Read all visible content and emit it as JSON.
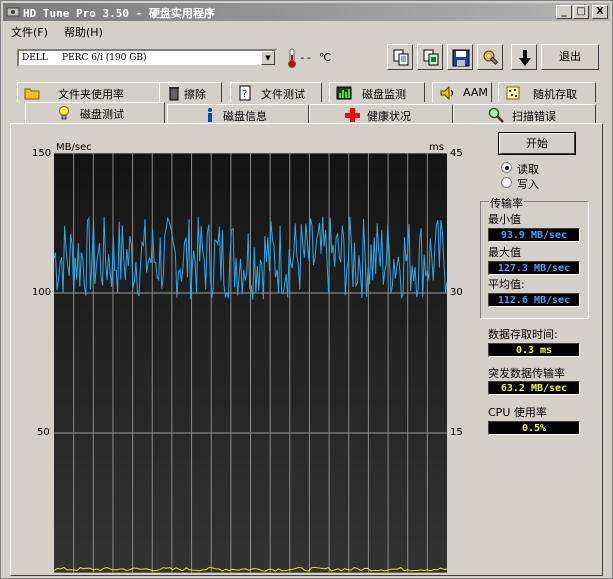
{
  "window": {
    "title": "HD Tune Pro 3.50 - 硬盘实用程序",
    "controls": {
      "minimize": "_",
      "maximize": "□",
      "close": "X"
    }
  },
  "menu": {
    "file": "文件(F)",
    "help": "帮助(H)"
  },
  "toolbar": {
    "drive": "DELL     PERC 6/i (190 GB)",
    "temperature": "-- ℃",
    "exit_label": "退出"
  },
  "tabs_row1": [
    {
      "label": "文件夹使用率",
      "icon": "folder-icon"
    },
    {
      "label": "擦除",
      "icon": "trash-icon"
    },
    {
      "label": "文件测试",
      "icon": "file-test-icon"
    },
    {
      "label": "磁盘监测",
      "icon": "monitor-chart-icon"
    },
    {
      "label": "AAM",
      "icon": "speaker-icon"
    },
    {
      "label": "随机存取",
      "icon": "random-access-icon"
    }
  ],
  "tabs_row2": [
    {
      "label": "磁盘测试",
      "icon": "lightbulb-icon",
      "active": true
    },
    {
      "label": "磁盘信息",
      "icon": "info-icon"
    },
    {
      "label": "健康状况",
      "icon": "health-cross-icon"
    },
    {
      "label": "扫描错误",
      "icon": "magnifier-icon"
    }
  ],
  "chart_data": {
    "type": "line",
    "y_left_label": "MB/sec",
    "y_right_label": "ms",
    "y_left_ticks": [
      "150",
      "100",
      "50"
    ],
    "y_right_ticks": [
      "45",
      "30",
      "15"
    ],
    "ylim_left": [
      0,
      150
    ],
    "ylim_right": [
      0,
      45
    ],
    "grid": true,
    "series": [
      {
        "color": "#2fa6e6",
        "min": 93.9,
        "max": 127.3,
        "avg": 112.6
      },
      {
        "color": "#e8e800",
        "avg": 0.3
      }
    ]
  },
  "controls": {
    "start_label": "开始",
    "read_label": "读取",
    "write_label": "写入",
    "mode": "read"
  },
  "stats": {
    "transfer_rate_title": "传输率",
    "min_label": "最小值",
    "min_value": "93.9 MB/sec",
    "max_label": "最大值",
    "max_value": "127.3 MB/sec",
    "avg_label": "平均值:",
    "avg_value": "112.6 MB/sec",
    "access_time_label": "数据存取时间:",
    "access_time_value": "0.3 ms",
    "burst_rate_label": "突发数据传输率",
    "burst_rate_value": "63.2 MB/sec",
    "cpu_label": "CPU 使用率",
    "cpu_value": "0.5%"
  },
  "colors": {
    "plot_background": "#1e1e1e",
    "read_series": "#2fa6e6",
    "access_series": "#e8e800",
    "lcd_blue": "#3fa7ff",
    "lcd_yellow": "#f4ff3d"
  }
}
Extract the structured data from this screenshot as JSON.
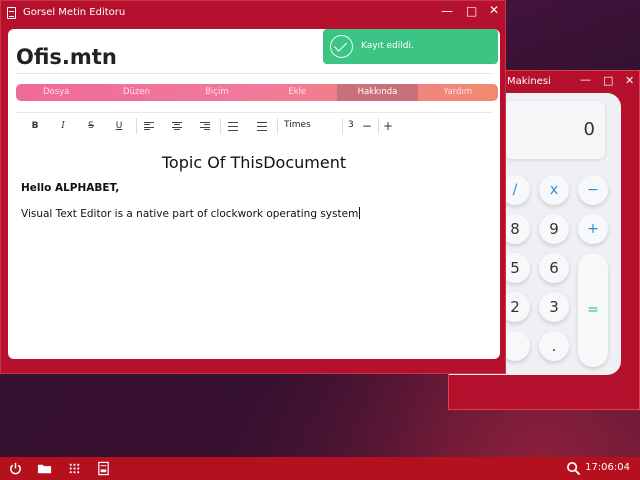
{
  "calculator": {
    "title": "Makinesi",
    "display": "0",
    "keys": {
      "divide": "/",
      "multiply": "x",
      "minus": "−",
      "eight": "8",
      "nine": "9",
      "plus": "+",
      "five": "5",
      "six": "6",
      "two": "2",
      "three": "3",
      "equals": "=",
      "decimal": "."
    },
    "controls": {
      "minimize": "—",
      "maximize": "□",
      "close": "✕"
    }
  },
  "editor": {
    "window_title": "Gorsel Metin Editoru",
    "app_name": "Ofis.mtn",
    "controls": {
      "minimize": "—",
      "maximize": "□",
      "close": "✕"
    },
    "menu": [
      "Dosya",
      "Düzen",
      "Biçim",
      "Ekle",
      "Hakkında",
      "Yardım"
    ],
    "active_menu": "Hakkında",
    "toolbar": {
      "bold": "B",
      "italic": "I",
      "strike": "S",
      "underline": "U",
      "font": "Times",
      "font_size": "3",
      "decrease": "−",
      "increase": "+"
    },
    "document": {
      "title": "Topic Of ThisDocument",
      "greeting": "Hello ALPHABET,",
      "body": "Visual Text Editor is a native part of clockwork operating system"
    }
  },
  "toast": {
    "message": "Kayıt edildi."
  },
  "taskbar": {
    "clock": "17:06:04"
  },
  "colors": {
    "window_accent": "#b5102e",
    "toast_green": "#3bc484",
    "menu_active": "#c9707a"
  }
}
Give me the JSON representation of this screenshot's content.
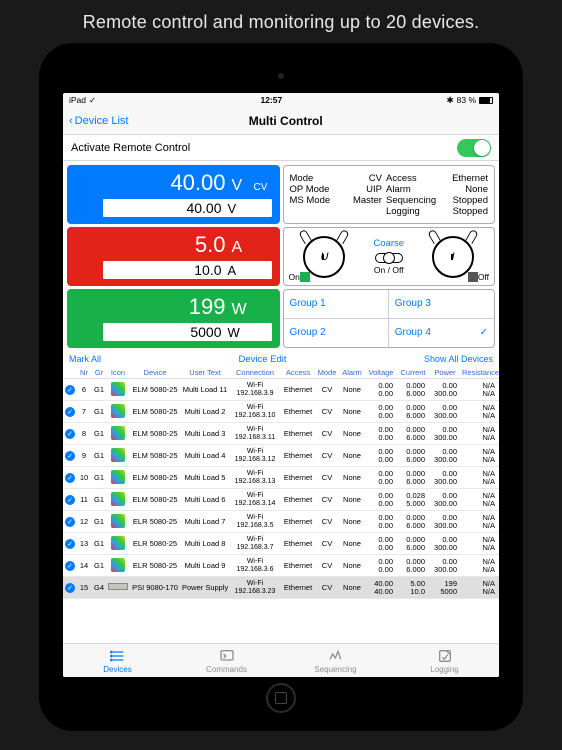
{
  "caption": "Remote control and monitoring up to 20 devices.",
  "status": {
    "carrier": "iPad",
    "time": "12:57",
    "bt": "83 %"
  },
  "nav": {
    "back": "Device List",
    "title": "Multi Control"
  },
  "remote": {
    "label": "Activate Remote Control"
  },
  "tiles": {
    "v": {
      "value": "40.00",
      "unit": "V",
      "tag": "CV",
      "set": "40.00"
    },
    "a": {
      "value": "5.0",
      "unit": "A",
      "set": "10.0"
    },
    "w": {
      "value": "199",
      "unit": "W",
      "set": "5000"
    }
  },
  "info": {
    "mode_k": "Mode",
    "mode_v": "CV",
    "op_k": "OP Mode",
    "op_v": "UIP",
    "ms_k": "MS Mode",
    "ms_v": "Master",
    "acc_k": "Access",
    "acc_v": "Ethernet",
    "alm_k": "Alarm",
    "alm_v": "None",
    "seq_k": "Sequencing",
    "seq_v": "Stopped",
    "log_k": "Logging",
    "log_v": "Stopped"
  },
  "knobs": {
    "left": "U",
    "right": "I",
    "mode": "Coarse",
    "onoff": "On / Off",
    "on": "On",
    "off": "Off"
  },
  "groups": {
    "g1": "Group 1",
    "g2": "Group 2",
    "g3": "Group 3",
    "g4": "Group 4"
  },
  "tbl": {
    "mark": "Mark All",
    "edit": "Device Edit",
    "show": "Show All Devices",
    "hdr": [
      "Nr",
      "Gr",
      "Icon",
      "Device",
      "User Text",
      "Connection",
      "Access",
      "Mode",
      "Alarm",
      "Voltage",
      "Current",
      "Power",
      "Resistance",
      ""
    ],
    "rows": [
      {
        "nr": "6",
        "gr": "G1",
        "dev": "ELM 5080-25",
        "ut": "Multi Load 11",
        "conn1": "Wi-Fi",
        "conn2": "192.168.3.9",
        "acc": "Ethernet",
        "mode": "CV",
        "alm": "None",
        "v1": "0.00",
        "v2": "0.00",
        "c1": "0.000",
        "c2": "6.000",
        "p1": "0.00",
        "p2": "300.00",
        "r": "N/A",
        "r2": "N/A"
      },
      {
        "nr": "7",
        "gr": "G1",
        "dev": "ELM 5080-25",
        "ut": "Multi Load 2",
        "conn1": "Wi-Fi",
        "conn2": "192.168.3.10",
        "acc": "Ethernet",
        "mode": "CV",
        "alm": "None",
        "v1": "0.00",
        "v2": "0.00",
        "c1": "0.000",
        "c2": "6.000",
        "p1": "0.00",
        "p2": "300.00",
        "r": "N/A",
        "r2": "N/A"
      },
      {
        "nr": "8",
        "gr": "G1",
        "dev": "ELM 5080-25",
        "ut": "Multi Load 3",
        "conn1": "Wi-Fi",
        "conn2": "192.168.3.11",
        "acc": "Ethernet",
        "mode": "CV",
        "alm": "None",
        "v1": "0.00",
        "v2": "0.00",
        "c1": "0.000",
        "c2": "6.000",
        "p1": "0.00",
        "p2": "300.00",
        "r": "N/A",
        "r2": "N/A"
      },
      {
        "nr": "9",
        "gr": "G1",
        "dev": "ELM 5080-25",
        "ut": "Multi Load 4",
        "conn1": "Wi-Fi",
        "conn2": "192.168.3.12",
        "acc": "Ethernet",
        "mode": "CV",
        "alm": "None",
        "v1": "0.00",
        "v2": "0.00",
        "c1": "0.000",
        "c2": "6.000",
        "p1": "0.00",
        "p2": "300.00",
        "r": "N/A",
        "r2": "N/A"
      },
      {
        "nr": "10",
        "gr": "G1",
        "dev": "ELM 5080-25",
        "ut": "Multi Load 5",
        "conn1": "Wi-Fi",
        "conn2": "192.168.3.13",
        "acc": "Ethernet",
        "mode": "CV",
        "alm": "None",
        "v1": "0.00",
        "v2": "0.00",
        "c1": "0.000",
        "c2": "6.000",
        "p1": "0.00",
        "p2": "300.00",
        "r": "N/A",
        "r2": "N/A"
      },
      {
        "nr": "11",
        "gr": "G1",
        "dev": "ELM 5080-25",
        "ut": "Multi Load 6",
        "conn1": "Wi-Fi",
        "conn2": "192.168.3.14",
        "acc": "Ethernet",
        "mode": "CV",
        "alm": "None",
        "v1": "0.00",
        "v2": "0.00",
        "c1": "0.028",
        "c2": "5.000",
        "p1": "0.00",
        "p2": "300.00",
        "r": "N/A",
        "r2": "N/A"
      },
      {
        "nr": "12",
        "gr": "G1",
        "dev": "ELR 5080-25",
        "ut": "Multi Load 7",
        "conn1": "Wi-Fi",
        "conn2": "192.168.3.5",
        "acc": "Ethernet",
        "mode": "CV",
        "alm": "None",
        "v1": "0.00",
        "v2": "0.00",
        "c1": "0.000",
        "c2": "6.000",
        "p1": "0.00",
        "p2": "300.00",
        "r": "N/A",
        "r2": "N/A"
      },
      {
        "nr": "13",
        "gr": "G1",
        "dev": "ELR 5080-25",
        "ut": "Multi Load 8",
        "conn1": "Wi-Fi",
        "conn2": "192.168.3.7",
        "acc": "Ethernet",
        "mode": "CV",
        "alm": "None",
        "v1": "0.00",
        "v2": "0.00",
        "c1": "0.000",
        "c2": "6.000",
        "p1": "0.00",
        "p2": "300.00",
        "r": "N/A",
        "r2": "N/A"
      },
      {
        "nr": "14",
        "gr": "G1",
        "dev": "ELR 5080-25",
        "ut": "Multi Load 9",
        "conn1": "Wi-Fi",
        "conn2": "192.168.3.6",
        "acc": "Ethernet",
        "mode": "CV",
        "alm": "None",
        "v1": "0.00",
        "v2": "0.00",
        "c1": "0.000",
        "c2": "6.000",
        "p1": "0.00",
        "p2": "300.00",
        "r": "N/A",
        "r2": "N/A"
      },
      {
        "nr": "15",
        "gr": "G4",
        "dev": "PSI 9080-170",
        "ut": "Power Supply",
        "conn1": "Wi-Fi",
        "conn2": "192.168.3.23",
        "acc": "Ethernet",
        "mode": "CV",
        "alm": "None",
        "v1": "40.00",
        "v2": "40.00",
        "c1": "5.00",
        "c2": "10.0",
        "p1": "199",
        "p2": "5000",
        "r": "N/A",
        "r2": "N/A",
        "sel": true,
        "ps": true
      }
    ]
  },
  "tabs": {
    "devices": "Devices",
    "commands": "Commands",
    "sequencing": "Sequencing",
    "logging": "Logging"
  }
}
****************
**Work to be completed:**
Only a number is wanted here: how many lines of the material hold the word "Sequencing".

**Result:**
2